Next stop on my mini 'Grand Tour' was the famous Templewood complex. It was a lovely summer's evening and long shadows were begin cast over the stones. I was amazed that I was the only one here. I expected the (unusually) nice weather would have brought the tourists out? Clearly not,
Although Templewood has been tidied up a lot it is still a great place to visit. Access is as easy as it gets and the information boards are very informative. I always find that sites which have trees around them to have that 'special feeling'. Templewood is no exception, particularly when you are lucky enough to have the place to yourself.
I really liked Templewood. Easy to access and a very pleasant setting amongst the trees. (Disabled car parking is available right next to the site). Even though there were plenty of people about everyone seemed to respect the site and quietly observed from the edges as opposed to climbing all over it as I have seen at other places.
Had a good mooch about here on a number of occasions over the space of a week at Slockavullin. The top couple of houses of Slockavullin are the ones visible up the bank from the circle. Not far at all, offering the opportunity to easily visit at night.
It has a much nicer atmosphere in the dark. Had the place to myself for hours. Must be careful on those loose cobbles in the nightime rain though.

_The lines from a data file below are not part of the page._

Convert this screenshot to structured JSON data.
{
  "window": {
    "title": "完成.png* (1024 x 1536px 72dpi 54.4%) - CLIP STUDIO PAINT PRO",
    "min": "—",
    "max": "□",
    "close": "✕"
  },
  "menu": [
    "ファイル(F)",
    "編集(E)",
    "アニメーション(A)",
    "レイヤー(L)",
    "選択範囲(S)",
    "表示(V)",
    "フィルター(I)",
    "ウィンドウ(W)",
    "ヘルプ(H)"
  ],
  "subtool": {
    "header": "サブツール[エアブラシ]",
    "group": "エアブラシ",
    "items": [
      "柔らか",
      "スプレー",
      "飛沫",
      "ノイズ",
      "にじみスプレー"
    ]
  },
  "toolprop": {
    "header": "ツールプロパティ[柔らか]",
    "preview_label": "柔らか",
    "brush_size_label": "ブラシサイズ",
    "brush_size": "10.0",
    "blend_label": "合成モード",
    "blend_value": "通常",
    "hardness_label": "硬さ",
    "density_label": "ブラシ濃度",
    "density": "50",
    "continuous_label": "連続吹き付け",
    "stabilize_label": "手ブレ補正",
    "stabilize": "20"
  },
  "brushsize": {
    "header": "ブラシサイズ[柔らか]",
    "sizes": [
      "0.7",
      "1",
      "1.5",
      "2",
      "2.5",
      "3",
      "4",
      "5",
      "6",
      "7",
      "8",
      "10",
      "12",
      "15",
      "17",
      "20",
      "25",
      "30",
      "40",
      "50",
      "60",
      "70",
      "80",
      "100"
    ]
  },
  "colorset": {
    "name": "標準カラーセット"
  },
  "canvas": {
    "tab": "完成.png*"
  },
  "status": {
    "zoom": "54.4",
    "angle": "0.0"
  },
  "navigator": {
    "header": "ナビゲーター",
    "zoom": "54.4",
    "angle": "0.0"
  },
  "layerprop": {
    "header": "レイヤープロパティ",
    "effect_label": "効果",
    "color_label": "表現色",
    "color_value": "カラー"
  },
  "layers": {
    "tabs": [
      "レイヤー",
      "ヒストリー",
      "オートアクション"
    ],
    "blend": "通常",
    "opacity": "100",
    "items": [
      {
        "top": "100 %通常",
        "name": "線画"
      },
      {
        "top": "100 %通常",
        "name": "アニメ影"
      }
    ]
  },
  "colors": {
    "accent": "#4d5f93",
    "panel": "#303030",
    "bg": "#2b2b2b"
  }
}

Much of the time there was spent pondering the possible connection between the spiral carvings here, and the whilpool/waterspout at the nearby Gulf of Corryvreckan. Supposedly, it's sometimes possible to hear the roaring of the whirlpool from around Kilmartin.
I'm not convinced the double ring is totally artificial. It looks like 'enhanced natural' at best. Maybe it's one of these ones that needs the right light.
August 2005 :-
In terms of accessibility for wheelchairs/buggies, templewood is about as good as it gets. I was immensey chuffed to see it has it's own disabled parking bay, though it's also accessible via the car park for the Nether Largie stones (The great X), though this involves a substantially longer route, but then any route would be longer as the Templewood disabled bay couldn't really be any closer without being in the circle.
J C is right, this site and those in the immeadiate vacinity have a slightly sanitised feel about them with neatly manicured lawn and colourful signposts. (Not a complaint - merely an observation - if all ancient sites were protected and displayed as well as those in the Kilmartin area we'd have no worries).
Between brilliant shafts of light and ruinous downpours, the overwelming feeling in the valley is one of place - the surrounding hillscape being as important as the megaliths themselves.
No place for Dogs, though (because of the sheep). My famous menhir mongrel, Denis the Rottweiller had to stay in the carpark on the far side of the Great X as we visited Templewood and the Barrows. He was really looking forward to taking a pee on another neolithic construction.
The road seems to seperate this place from the rest of the Kilmartin sites - and all the little stones in the middle seem to seperate it from the usual stone circle thing.
I should have been paying more attention I suspect, because in retrospect, this is one of the most unusual sites I've been to.
Sadly much of the Kilmartin area has foot and mouth restrictions in place. The path across the fields from the car park past the great X is closed and initially I thought we'd not be able to visit the circles, but followed the road round to gain access. The bluebells were in flower round the edge of the site, the sun came out and it felt so peaceful.
The rocks at Achnabreck are open as they are in forestry land, but almost everything else could only be viewed from the road. Still a spectacular area and I will definitely be back.
Two circles here, one older and destroyed, the other built upon with burials. The cist in the centre of the newer, larger circle seems to line up NE to the older one. As I've mentioned in my entry on Nether Largie Cemetry, I reckon there's a strong North-Death association informing the monuments here - but so often the alignment is NE or NNE. Reasons why? The NNE-SSW alignment of the glen itself?